YOUR INSTRUCTIONS: Check each line of the data, and copy those where "kbbmi" appears.

DATA LISTING:
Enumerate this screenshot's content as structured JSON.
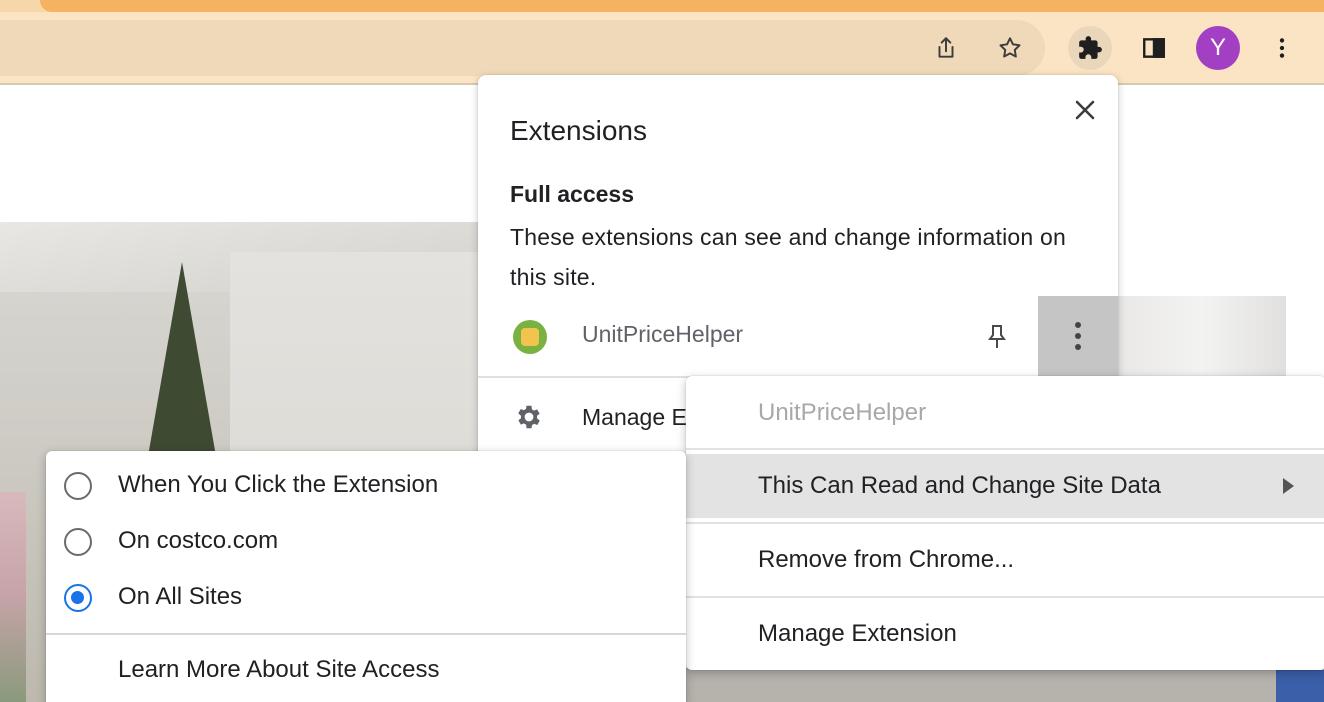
{
  "browser": {
    "toolbar_icons": [
      "share-icon",
      "bookmark-star-icon",
      "extensions-puzzle-icon",
      "side-panel-icon",
      "more-vert-icon"
    ],
    "profile_initial": "Y",
    "profile_color": "#a33fc3"
  },
  "extensions_popup": {
    "title": "Extensions",
    "section_title": "Full access",
    "section_description": "These extensions can see and change information on this site.",
    "extension": {
      "name": "UnitPriceHelper",
      "icon": "unitpricehelper-icon"
    },
    "manage_label": "Manage E"
  },
  "context_menu": {
    "header": "UnitPriceHelper",
    "items": [
      {
        "label": "This Can Read and Change Site Data",
        "has_submenu": true,
        "highlighted": true
      },
      {
        "label": "Remove from Chrome..."
      },
      {
        "label": "Manage Extension"
      }
    ]
  },
  "site_access_menu": {
    "options": [
      {
        "label": "When You Click the Extension",
        "checked": false
      },
      {
        "label": "On costco.com",
        "checked": false
      },
      {
        "label": "On All Sites",
        "checked": true
      }
    ],
    "learn_more": "Learn More About Site Access"
  },
  "colors": {
    "accent": "#1a73e8",
    "toolbar": "#fbe4c3",
    "highlight": "#e3e3e3"
  }
}
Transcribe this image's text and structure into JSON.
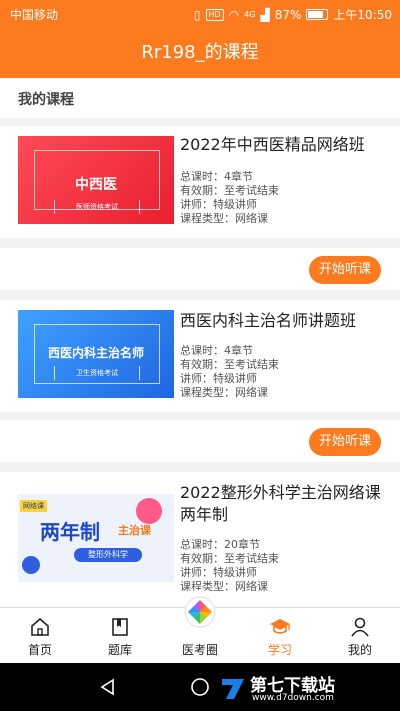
{
  "status": {
    "carrier": "中国移动",
    "battery": "87%",
    "time": "上午10:50",
    "network": "4G",
    "hd": "HD"
  },
  "header": {
    "title": "Rr198_的课程"
  },
  "section": {
    "title": "我的课程"
  },
  "labels": {
    "hours": "总课时：",
    "validity": "有效期：",
    "lecturer": "讲师：",
    "type": "课程类型："
  },
  "courses": [
    {
      "title": "2022年中西医精品网络班",
      "hours": "4章节",
      "validity": "至考试结束",
      "lecturer": "特级讲师",
      "type": "网络课",
      "start_label": "开始听课",
      "thumb": {
        "main": "中西医",
        "sub": "医师资格考试",
        "color": "#e8202e"
      }
    },
    {
      "title": "西医内科主治名师讲题班",
      "hours": "4章节",
      "validity": "至考试结束",
      "lecturer": "特级讲师",
      "type": "网络课",
      "start_label": "开始听课",
      "thumb": {
        "main": "西医内科主治名师",
        "sub": "卫生资格考试",
        "color": "#1f66e0"
      }
    },
    {
      "title": "2022整形外科学主治网络课两年制",
      "hours": "20章节",
      "validity": "至考试结束",
      "lecturer": "特级讲师",
      "type": "网络课",
      "thumb": {
        "chip": "网络课",
        "main": "两年制",
        "tag": "主治课",
        "pill": "整形外科学"
      }
    }
  ],
  "tabbar": {
    "items": [
      {
        "label": "首页",
        "icon": "home-icon"
      },
      {
        "label": "题库",
        "icon": "book-icon"
      },
      {
        "label": "医考圈",
        "icon": "aperture-icon"
      },
      {
        "label": "学习",
        "icon": "graduation-cap-icon",
        "active": true
      },
      {
        "label": "我的",
        "icon": "person-icon"
      }
    ]
  },
  "watermark": {
    "text": "第七下载站",
    "url": "www.d7down.com"
  },
  "colors": {
    "accent": "#fd7a1e",
    "background": "#f2f2f2"
  }
}
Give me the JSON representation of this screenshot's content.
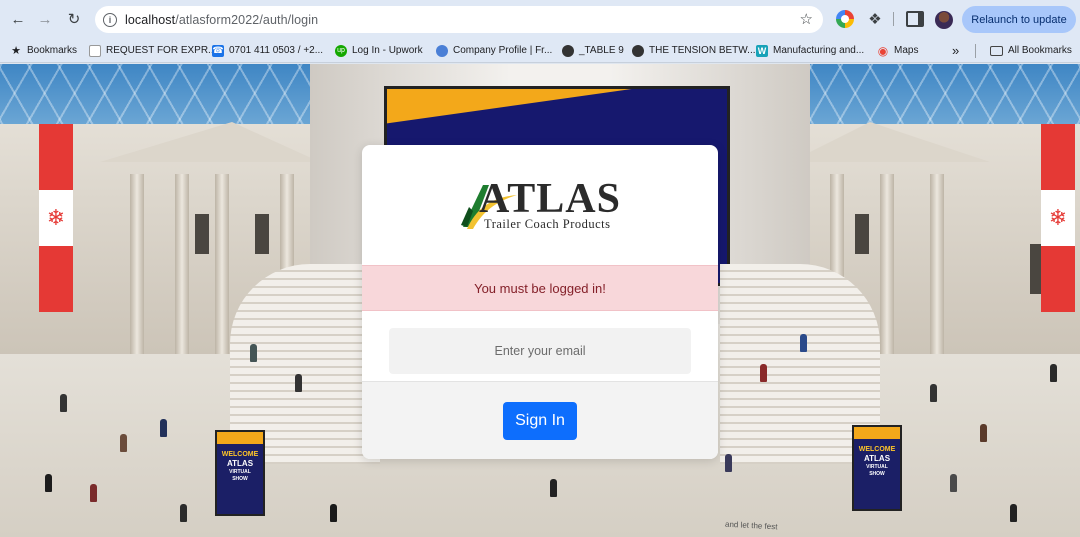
{
  "browser": {
    "url_host": "localhost",
    "url_path": "/atlasform2022/auth/login",
    "relaunch_label": "Relaunch to update",
    "icons": {
      "back": "arrow-left-icon",
      "forward": "arrow-right-icon",
      "reload": "reload-icon",
      "info": "info-icon",
      "star": "star-icon"
    }
  },
  "bookmarks_bar": {
    "items": [
      {
        "label": "Bookmarks",
        "icon": "star-icon"
      },
      {
        "label": "REQUEST FOR EXPR...",
        "icon": "document-icon"
      },
      {
        "label": "0701 411 0503 / +2...",
        "icon": "phone-icon"
      },
      {
        "label": "Log In - Upwork",
        "icon": "upwork-icon"
      },
      {
        "label": "Company Profile | Fr...",
        "icon": "company-icon"
      },
      {
        "label": "_TABLE 9",
        "icon": "globe-icon"
      },
      {
        "label": "THE TENSION BETW...",
        "icon": "globe-icon"
      },
      {
        "label": "Manufacturing and...",
        "icon": "w-icon"
      },
      {
        "label": "Maps",
        "icon": "maps-icon"
      }
    ],
    "overflow_label": "»",
    "all_bookmarks_label": "All Bookmarks"
  },
  "login": {
    "logo_word": "ATLAS",
    "logo_subtitle": "Trailer Coach Products",
    "alert_message": "You must be logged in!",
    "email_placeholder": "Enter your email",
    "email_value": "",
    "signin_label": "Sign In"
  },
  "background": {
    "kiosk_left": {
      "line1": "WELCOME",
      "line2": "ATLAS",
      "line3": "VIRTUAL",
      "line4": "SHOW"
    },
    "kiosk_right": {
      "line1": "WELCOME",
      "line2": "ATLAS",
      "line3": "VIRTUAL",
      "line4": "SHOW"
    },
    "floor_text": "and let the fest"
  },
  "colors": {
    "primary_button": "#0d6efd",
    "alert_bg": "#f8d7da",
    "alert_text": "#842029",
    "chrome_bg": "#dfe8f5",
    "relaunch_bg": "#a8c7fa"
  }
}
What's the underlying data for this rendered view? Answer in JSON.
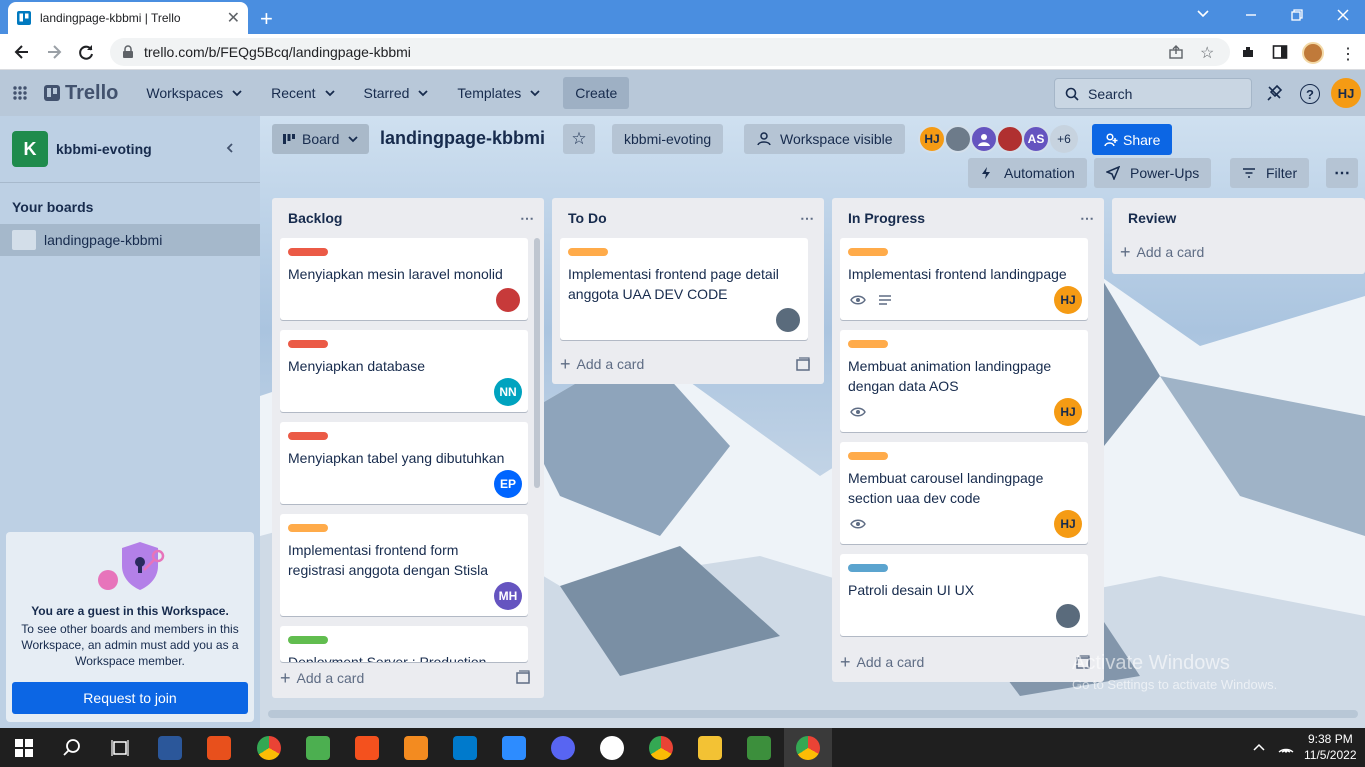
{
  "browser": {
    "tab_title": "landingpage-kbbmi | Trello",
    "url": "trello.com/b/FEQg5Bcq/landingpage-kbbmi"
  },
  "header": {
    "logo": "Trello",
    "menus": [
      "Workspaces",
      "Recent",
      "Starred",
      "Templates"
    ],
    "create": "Create",
    "search_placeholder": "Search",
    "user_initials": "HJ"
  },
  "sidebar": {
    "workspace_initial": "K",
    "workspace_name": "kbbmi-evoting",
    "your_boards": "Your boards",
    "board_item": "landingpage-kbbmi",
    "guest_title": "You are a guest in this Workspace.",
    "guest_text": "To see other boards and members in this Workspace, an admin must add you as a Workspace member.",
    "request_button": "Request to join"
  },
  "boardbar": {
    "view": "Board",
    "title": "landingpage-kbbmi",
    "workspace": "kbbmi-evoting",
    "visibility": "Workspace visible",
    "members": [
      "HJ",
      "AS"
    ],
    "more_members": "+6",
    "share": "Share",
    "automation": "Automation",
    "powerups": "Power-Ups",
    "filter": "Filter"
  },
  "lists": [
    {
      "title": "Backlog",
      "add": "Add a card",
      "cards": [
        {
          "text": "Menyiapkan mesin laravel monolid",
          "label": "#eb5a46",
          "member": "photo"
        },
        {
          "text": "Menyiapkan database",
          "label": "#eb5a46",
          "member": "NN"
        },
        {
          "text": "Menyiapkan tabel yang dibutuhkan",
          "label": "#eb5a46",
          "member": "EP"
        },
        {
          "text": "Implementasi frontend form registrasi anggota dengan Stisla",
          "label": "#ffab4a",
          "member": "MH"
        },
        {
          "text": "Deployment Server : Production",
          "label": "#61bd4f",
          "member": ""
        }
      ]
    },
    {
      "title": "To Do",
      "add": "Add a card",
      "cards": [
        {
          "text": "Implementasi frontend page detail anggota UAA DEV CODE",
          "label": "#ffab4a",
          "member": "photo"
        }
      ]
    },
    {
      "title": "In Progress",
      "add": "Add a card",
      "cards": [
        {
          "text": "Implementasi frontend landingpage",
          "label": "#ffab4a",
          "member": "HJ"
        },
        {
          "text": "Membuat animation landingpage dengan data AOS",
          "label": "#ffab4a",
          "member": "HJ"
        },
        {
          "text": "Membuat carousel landingpage section uaa dev code",
          "label": "#ffab4a",
          "member": "HJ"
        },
        {
          "text": "Patroli desain UI UX",
          "label": "#5ba4cf",
          "member": "photo"
        }
      ]
    },
    {
      "title": "Review",
      "add": "Add a card",
      "cards": []
    }
  ],
  "watermark": {
    "line1": "Activate Windows",
    "line2": "Go to Settings to activate Windows."
  },
  "taskbar": {
    "time": "9:38 PM",
    "date": "11/5/2022"
  },
  "colors": {
    "accent": "#0c66e4",
    "orange": "#f59b14",
    "teal": "#00a3bf",
    "blue": "#0065ff",
    "purple": "#6554c0"
  }
}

SOLUTION TO THE PROBLEM:
    "tab_title": "landingpage-kbbmi | Trello",
    "url": "trello.com/b/FEQg5Bcq/landingpage-kbbmi"
    "workspace_name": "kbbmi-evoting",
    "board_item": "landingpage-kbbmi",
    "title": "landingpage-kbbmi",
    "workspace": "kbbmi-evoting",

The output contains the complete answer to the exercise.